• PROBLEM TO WORK ON:
Set down the data below word for word, and leave the images aside.

• DATA SECTION:
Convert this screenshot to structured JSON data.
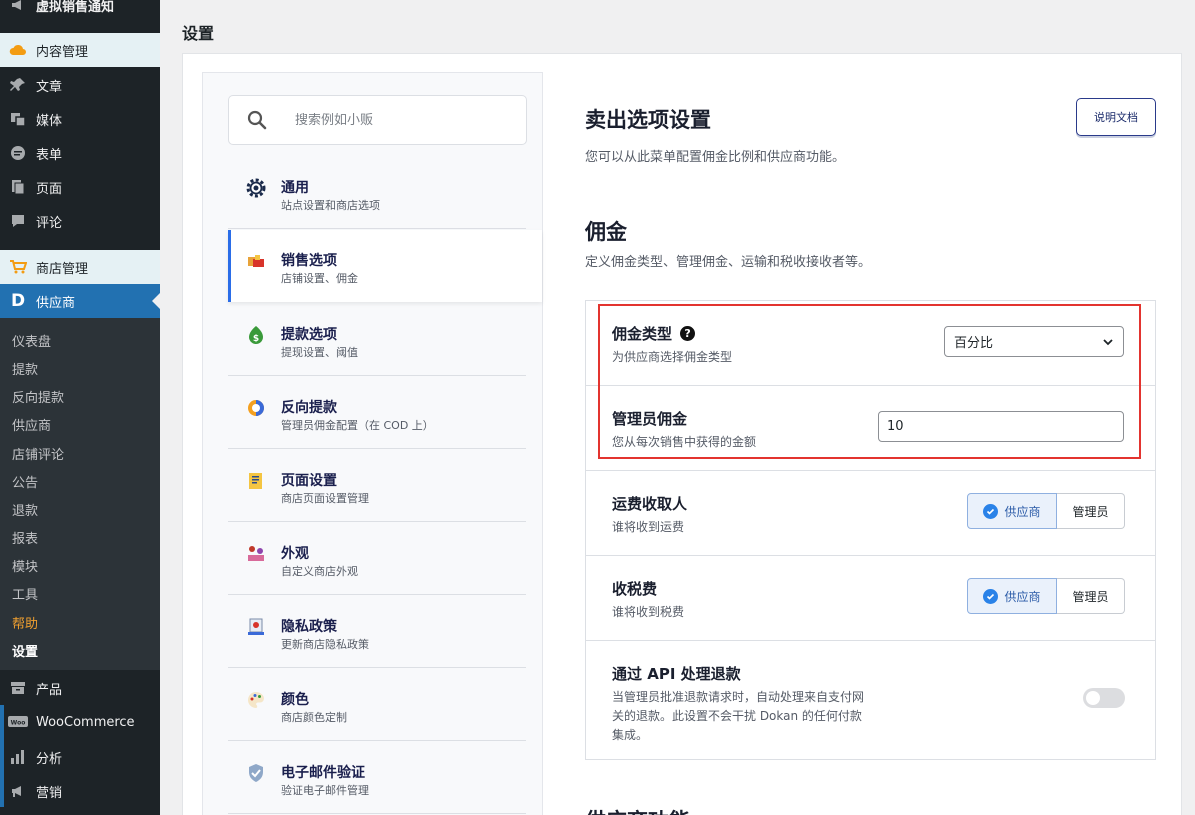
{
  "wp_menu": {
    "items": [
      {
        "label": "虚拟销售通知",
        "icon": "megaphone-icon"
      },
      {
        "label": "内容管理",
        "icon": "cloud-icon"
      },
      {
        "label": "文章",
        "icon": "pin-icon"
      },
      {
        "label": "媒体",
        "icon": "media-icon"
      },
      {
        "label": "表单",
        "icon": "form-icon"
      },
      {
        "label": "页面",
        "icon": "page-icon"
      },
      {
        "label": "评论",
        "icon": "comment-icon"
      },
      {
        "label": "商店管理",
        "icon": "cart-icon"
      },
      {
        "label": "供应商",
        "icon": "dokan-icon"
      },
      {
        "label": "产品",
        "icon": "archive-icon"
      },
      {
        "label": "WooCommerce",
        "icon": "woo-icon"
      },
      {
        "label": "分析",
        "icon": "chart-icon"
      },
      {
        "label": "营销",
        "icon": "megaphone-icon"
      }
    ],
    "submenu": [
      "仪表盘",
      "提款",
      "反向提款",
      "供应商",
      "店铺评论",
      "公告",
      "退款",
      "报表",
      "模块",
      "工具",
      "帮助",
      "设置"
    ]
  },
  "page_title": "设置",
  "settings_nav": {
    "search_placeholder": "搜索例如小贩",
    "items": [
      {
        "title": "通用",
        "desc": "站点设置和商店选项",
        "icon": "gear-icon"
      },
      {
        "title": "销售选项",
        "desc": "店铺设置、佣金",
        "icon": "store-icon"
      },
      {
        "title": "提款选项",
        "desc": "提现设置、阈值",
        "icon": "money-icon"
      },
      {
        "title": "反向提款",
        "desc": "管理员佣金配置（在 COD 上）",
        "icon": "reverse-icon"
      },
      {
        "title": "页面设置",
        "desc": "商店页面设置管理",
        "icon": "page-settings-icon"
      },
      {
        "title": "外观",
        "desc": "自定义商店外观",
        "icon": "appearance-icon"
      },
      {
        "title": "隐私政策",
        "desc": "更新商店隐私政策",
        "icon": "privacy-icon"
      },
      {
        "title": "颜色",
        "desc": "商店颜色定制",
        "icon": "palette-icon"
      },
      {
        "title": "电子邮件验证",
        "desc": "验证电子邮件管理",
        "icon": "shield-icon"
      }
    ]
  },
  "content": {
    "title": "卖出选项设置",
    "subtitle": "您可以从此菜单配置佣金比例和供应商功能。",
    "doc_button": "说明文档",
    "section_title": "佣金",
    "section_subtitle": "定义佣金类型、管理佣金、运输和税收接收者等。",
    "rows": {
      "commission_type": {
        "label": "佣金类型",
        "desc": "为供应商选择佣金类型",
        "value": "百分比"
      },
      "admin_commission": {
        "label": "管理员佣金",
        "desc": "您从每次销售中获得的金额",
        "value": "10"
      },
      "shipping_recipient": {
        "label": "运费收取人",
        "desc": "谁将收到运费",
        "options": [
          "供应商",
          "管理员"
        ],
        "selected": "供应商"
      },
      "tax_recipient": {
        "label": "收税费",
        "desc": "谁将收到税费",
        "options": [
          "供应商",
          "管理员"
        ],
        "selected": "供应商"
      },
      "api_refund": {
        "label": "通过 API 处理退款",
        "desc": "当管理员批准退款请求时，自动处理来自支付网关的退款。此设置不会干扰 Dokan 的任何付款集成。",
        "enabled": false
      }
    },
    "next_section_title": "供应商功能"
  },
  "colors": {
    "accent": "#2a6de8",
    "highlight_box": "#e3342f",
    "wp_current": "#2271b1"
  }
}
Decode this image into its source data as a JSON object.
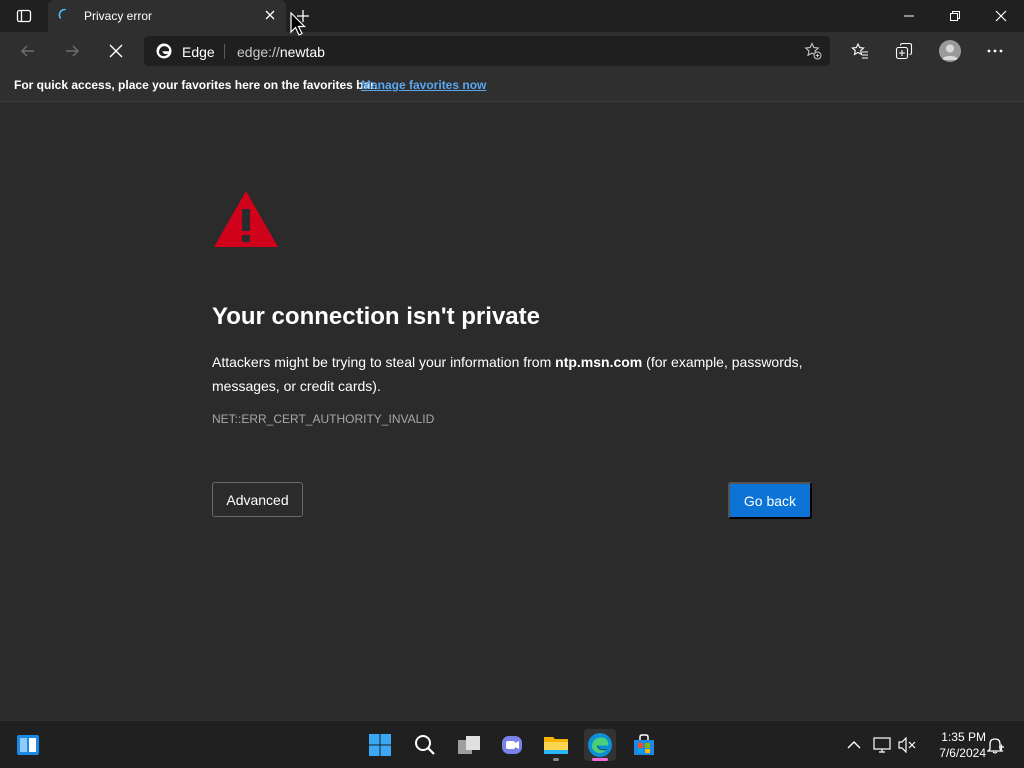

• RESULT FOR THIS EXERCISE:
Convert this screenshot to structured JSON data.
{
  "wp_menu": {
    "items": [
      {
        "label": "虚拟销售通知",
        "icon": "megaphone-icon"
      },
      {
        "label": "内容管理",
        "icon": "cloud-icon"
      },
      {
        "label": "文章",
        "icon": "pin-icon"
      },
      {
        "label": "媒体",
        "icon": "media-icon"
      },
      {
        "label": "表单",
        "icon": "form-icon"
      },
      {
        "label": "页面",
        "icon": "page-icon"
      },
      {
        "label": "评论",
        "icon": "comment-icon"
      },
      {
        "label": "商店管理",
        "icon": "cart-icon"
      },
      {
        "label": "供应商",
        "icon": "dokan-icon"
      },
      {
        "label": "产品",
        "icon": "archive-icon"
      },
      {
        "label": "WooCommerce",
        "icon": "woo-icon"
      },
      {
        "label": "分析",
        "icon": "chart-icon"
      },
      {
        "label": "营销",
        "icon": "megaphone-icon"
      }
    ],
    "submenu": [
      "仪表盘",
      "提款",
      "反向提款",
      "供应商",
      "店铺评论",
      "公告",
      "退款",
      "报表",
      "模块",
      "工具",
      "帮助",
      "设置"
    ]
  },
  "page_title": "设置",
  "settings_nav": {
    "search_placeholder": "搜索例如小贩",
    "items": [
      {
        "title": "通用",
        "desc": "站点设置和商店选项",
        "icon": "gear-icon"
      },
      {
        "title": "销售选项",
        "desc": "店铺设置、佣金",
        "icon": "store-icon"
      },
      {
        "title": "提款选项",
        "desc": "提现设置、阈值",
        "icon": "money-icon"
      },
      {
        "title": "反向提款",
        "desc": "管理员佣金配置（在 COD 上）",
        "icon": "reverse-icon"
      },
      {
        "title": "页面设置",
        "desc": "商店页面设置管理",
        "icon": "page-settings-icon"
      },
      {
        "title": "外观",
        "desc": "自定义商店外观",
        "icon": "appearance-icon"
      },
      {
        "title": "隐私政策",
        "desc": "更新商店隐私政策",
        "icon": "privacy-icon"
      },
      {
        "title": "颜色",
        "desc": "商店颜色定制",
        "icon": "palette-icon"
      },
      {
        "title": "电子邮件验证",
        "desc": "验证电子邮件管理",
        "icon": "shield-icon"
      }
    ]
  },
  "content": {
    "title": "卖出选项设置",
    "subtitle": "您可以从此菜单配置佣金比例和供应商功能。",
    "doc_button": "说明文档",
    "section_title": "佣金",
    "section_subtitle": "定义佣金类型、管理佣金、运输和税收接收者等。",
    "rows": {
      "commission_type": {
        "label": "佣金类型",
        "desc": "为供应商选择佣金类型",
        "value": "百分比"
      },
      "admin_commission": {
        "label": "管理员佣金",
        "desc": "您从每次销售中获得的金额",
        "value": "10"
      },
      "shipping_recipient": {
        "label": "运费收取人",
        "desc": "谁将收到运费",
        "options": [
          "供应商",
          "管理员"
        ],
        "selected": "供应商"
      },
      "tax_recipient": {
        "label": "收税费",
        "desc": "谁将收到税费",
        "options": [
          "供应商",
          "管理员"
        ],
        "selected": "供应商"
      },
      "api_refund": {
        "label": "通过 API 处理退款",
        "desc": "当管理员批准退款请求时，自动处理来自支付网关的退款。此设置不会干扰 Dokan 的任何付款集成。",
        "enabled": false
      }
    },
    "next_section_title": "供应商功能"
  },
  "colors": {
    "accent": "#2a6de8",
    "highlight_box": "#e3342f",
    "wp_current": "#2271b1"
  }
}
Decode this image into its source data as a JSON object.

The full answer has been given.